● **DIRECTIONS**
Would you reproduce the entries exactly, including every line?
-*-*-
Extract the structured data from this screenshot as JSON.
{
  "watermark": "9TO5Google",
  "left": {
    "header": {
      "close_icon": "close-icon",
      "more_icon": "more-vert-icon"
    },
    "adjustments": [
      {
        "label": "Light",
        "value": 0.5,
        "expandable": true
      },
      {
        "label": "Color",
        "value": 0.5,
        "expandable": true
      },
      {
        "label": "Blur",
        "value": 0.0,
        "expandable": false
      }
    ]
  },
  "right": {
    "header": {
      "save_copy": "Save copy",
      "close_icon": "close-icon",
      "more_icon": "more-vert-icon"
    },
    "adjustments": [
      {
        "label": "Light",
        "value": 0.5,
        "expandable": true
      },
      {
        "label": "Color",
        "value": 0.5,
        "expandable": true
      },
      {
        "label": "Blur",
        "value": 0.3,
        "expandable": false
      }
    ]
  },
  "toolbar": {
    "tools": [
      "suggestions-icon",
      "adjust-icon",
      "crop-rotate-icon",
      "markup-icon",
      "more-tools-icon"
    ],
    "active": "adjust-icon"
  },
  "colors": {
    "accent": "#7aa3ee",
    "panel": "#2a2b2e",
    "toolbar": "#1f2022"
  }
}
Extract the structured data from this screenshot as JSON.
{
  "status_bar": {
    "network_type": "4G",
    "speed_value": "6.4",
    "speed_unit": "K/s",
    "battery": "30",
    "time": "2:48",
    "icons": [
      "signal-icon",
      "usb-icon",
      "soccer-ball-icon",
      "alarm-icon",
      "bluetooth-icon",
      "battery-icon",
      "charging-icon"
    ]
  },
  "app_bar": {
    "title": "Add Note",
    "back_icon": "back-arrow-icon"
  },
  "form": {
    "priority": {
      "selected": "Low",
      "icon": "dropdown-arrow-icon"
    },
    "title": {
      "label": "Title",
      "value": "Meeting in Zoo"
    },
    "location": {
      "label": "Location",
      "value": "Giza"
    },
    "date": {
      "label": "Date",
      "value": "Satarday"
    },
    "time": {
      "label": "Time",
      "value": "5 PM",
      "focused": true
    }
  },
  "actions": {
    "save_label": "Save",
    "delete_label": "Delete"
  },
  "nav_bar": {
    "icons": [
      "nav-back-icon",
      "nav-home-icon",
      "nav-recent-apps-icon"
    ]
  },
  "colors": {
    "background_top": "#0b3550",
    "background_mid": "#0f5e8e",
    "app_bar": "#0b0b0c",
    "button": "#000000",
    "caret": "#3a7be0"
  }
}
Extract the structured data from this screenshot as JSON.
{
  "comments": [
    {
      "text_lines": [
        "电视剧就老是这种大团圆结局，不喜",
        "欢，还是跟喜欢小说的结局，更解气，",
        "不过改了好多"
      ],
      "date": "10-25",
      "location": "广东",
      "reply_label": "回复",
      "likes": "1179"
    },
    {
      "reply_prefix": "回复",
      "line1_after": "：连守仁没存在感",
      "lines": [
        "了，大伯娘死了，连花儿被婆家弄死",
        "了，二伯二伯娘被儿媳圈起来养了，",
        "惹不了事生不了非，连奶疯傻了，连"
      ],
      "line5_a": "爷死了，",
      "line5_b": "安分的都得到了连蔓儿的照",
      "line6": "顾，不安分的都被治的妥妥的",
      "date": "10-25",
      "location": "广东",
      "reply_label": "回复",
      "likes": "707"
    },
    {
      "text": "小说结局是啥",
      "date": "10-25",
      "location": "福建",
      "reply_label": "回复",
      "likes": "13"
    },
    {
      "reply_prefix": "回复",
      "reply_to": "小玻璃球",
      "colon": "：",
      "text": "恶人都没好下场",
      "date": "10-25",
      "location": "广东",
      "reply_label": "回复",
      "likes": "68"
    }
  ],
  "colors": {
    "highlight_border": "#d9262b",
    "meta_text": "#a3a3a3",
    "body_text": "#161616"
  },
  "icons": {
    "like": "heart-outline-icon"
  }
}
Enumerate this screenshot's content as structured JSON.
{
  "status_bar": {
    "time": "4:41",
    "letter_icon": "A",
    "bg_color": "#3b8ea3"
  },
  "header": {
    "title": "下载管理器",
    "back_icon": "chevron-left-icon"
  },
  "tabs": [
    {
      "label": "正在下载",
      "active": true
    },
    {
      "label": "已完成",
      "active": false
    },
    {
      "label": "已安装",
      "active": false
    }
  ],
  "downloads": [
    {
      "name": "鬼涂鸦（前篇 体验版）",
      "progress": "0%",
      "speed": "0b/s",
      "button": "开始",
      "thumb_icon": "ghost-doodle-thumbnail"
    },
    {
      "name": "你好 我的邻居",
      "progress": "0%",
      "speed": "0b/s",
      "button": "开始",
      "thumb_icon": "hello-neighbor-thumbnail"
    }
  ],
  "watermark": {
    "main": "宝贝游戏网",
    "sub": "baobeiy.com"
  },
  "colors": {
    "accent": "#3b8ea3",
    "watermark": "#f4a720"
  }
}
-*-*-
● **EXERCISE SOLUTION**
Extract the structured data from this screenshot as JSON.
{
  "watermark": "9TO5Google",
  "left": {
    "header": {
      "close_icon": "close-icon",
      "more_icon": "more-vert-icon"
    },
    "adjustments": [
      {
        "label": "Light",
        "value": 0.5,
        "expandable": true
      },
      {
        "label": "Color",
        "value": 0.5,
        "expandable": true
      },
      {
        "label": "Blur",
        "value": 0.0,
        "expandable": false
      }
    ]
  },
  "right": {
    "header": {
      "save_copy": "Save copy",
      "close_icon": "close-icon",
      "more_icon": "more-vert-icon"
    },
    "adjustments": [
      {
        "label": "Light",
        "value": 0.5,
        "expandable": true
      },
      {
        "label": "Color",
        "value": 0.5,
        "expandable": true
      },
      {
        "label": "Blur",
        "value": 0.3,
        "expandable": false
      }
    ]
  },
  "toolbar": {
    "tools": [
      "suggestions-icon",
      "adjust-icon",
      "crop-rotate-icon",
      "markup-icon",
      "more-tools-icon"
    ],
    "active": "adjust-icon"
  },
  "colors": {
    "accent": "#7aa3ee",
    "panel": "#2a2b2e",
    "toolbar": "#1f2022"
  }
}
Extract the structured data from this screenshot as JSON.
{
  "status_bar": {
    "network_type": "4G",
    "speed_value": "6.4",
    "speed_unit": "K/s",
    "battery": "30",
    "time": "2:48",
    "icons": [
      "signal-icon",
      "usb-icon",
      "soccer-ball-icon",
      "alarm-icon",
      "bluetooth-icon",
      "battery-icon",
      "charging-icon"
    ]
  },
  "app_bar": {
    "title": "Add Note",
    "back_icon": "back-arrow-icon"
  },
  "form": {
    "priority": {
      "selected": "Low",
      "icon": "dropdown-arrow-icon"
    },
    "title": {
      "label": "Title",
      "value": "Meeting in Zoo"
    },
    "location": {
      "label": "Location",
      "value": "Giza"
    },
    "date": {
      "label": "Date",
      "value": "Satarday"
    },
    "time": {
      "label": "Time",
      "value": "5 PM",
      "focused": true
    }
  },
  "actions": {
    "save_label": "Save",
    "delete_label": "Delete"
  },
  "nav_bar": {
    "icons": [
      "nav-back-icon",
      "nav-home-icon",
      "nav-recent-apps-icon"
    ]
  },
  "colors": {
    "background_top": "#0b3550",
    "background_mid": "#0f5e8e",
    "app_bar": "#0b0b0c",
    "button": "#000000",
    "caret": "#3a7be0"
  }
}
Extract the structured data from this screenshot as JSON.
{
  "comments": [
    {
      "text_lines": [
        "电视剧就老是这种大团圆结局，不喜",
        "欢，还是跟喜欢小说的结局，更解气，",
        "不过改了好多"
      ],
      "date": "10-25",
      "location": "广东",
      "reply_label": "回复",
      "likes": "1179"
    },
    {
      "reply_prefix": "回复",
      "line1_after": "：连守仁没存在感",
      "lines": [
        "了，大伯娘死了，连花儿被婆家弄死",
        "了，二伯二伯娘被儿媳圈起来养了，",
        "惹不了事生不了非，连奶疯傻了，连"
      ],
      "line5_a": "爷死了，",
      "line5_b": "安分的都得到了连蔓儿的照",
      "line6": "顾，不安分的都被治的妥妥的",
      "date": "10-25",
      "location": "广东",
      "reply_label": "回复",
      "likes": "707"
    },
    {
      "text": "小说结局是啥",
      "date": "10-25",
      "location": "福建",
      "reply_label": "回复",
      "likes": "13"
    },
    {
      "reply_prefix": "回复",
      "reply_to": "小玻璃球",
      "colon": "：",
      "text": "恶人都没好下场",
      "date": "10-25",
      "location": "广东",
      "reply_label": "回复",
      "likes": "68"
    }
  ],
  "colors": {
    "highlight_border": "#d9262b",
    "meta_text": "#a3a3a3",
    "body_text": "#161616"
  },
  "icons": {
    "like": "heart-outline-icon"
  }
}
Enumerate this screenshot's content as structured JSON.
{
  "status_bar": {
    "time": "4:41",
    "letter_icon": "A",
    "bg_color": "#3b8ea3"
  },
  "header": {
    "title": "下载管理器",
    "back_icon": "chevron-left-icon"
  },
  "tabs": [
    {
      "label": "正在下载",
      "active": true
    },
    {
      "label": "已完成",
      "active": false
    },
    {
      "label": "已安装",
      "active": false
    }
  ],
  "downloads": [
    {
      "name": "鬼涂鸦（前篇 体验版）",
      "progress": "0%",
      "speed": "0b/s",
      "button": "开始",
      "thumb_icon": "ghost-doodle-thumbnail"
    },
    {
      "name": "你好 我的邻居",
      "progress": "0%",
      "speed": "0b/s",
      "button": "开始",
      "thumb_icon": "hello-neighbor-thumbnail"
    }
  ],
  "watermark": {
    "main": "宝贝游戏网",
    "sub": "baobeiy.com"
  },
  "colors": {
    "accent": "#3b8ea3",
    "watermark": "#f4a720"
  }
}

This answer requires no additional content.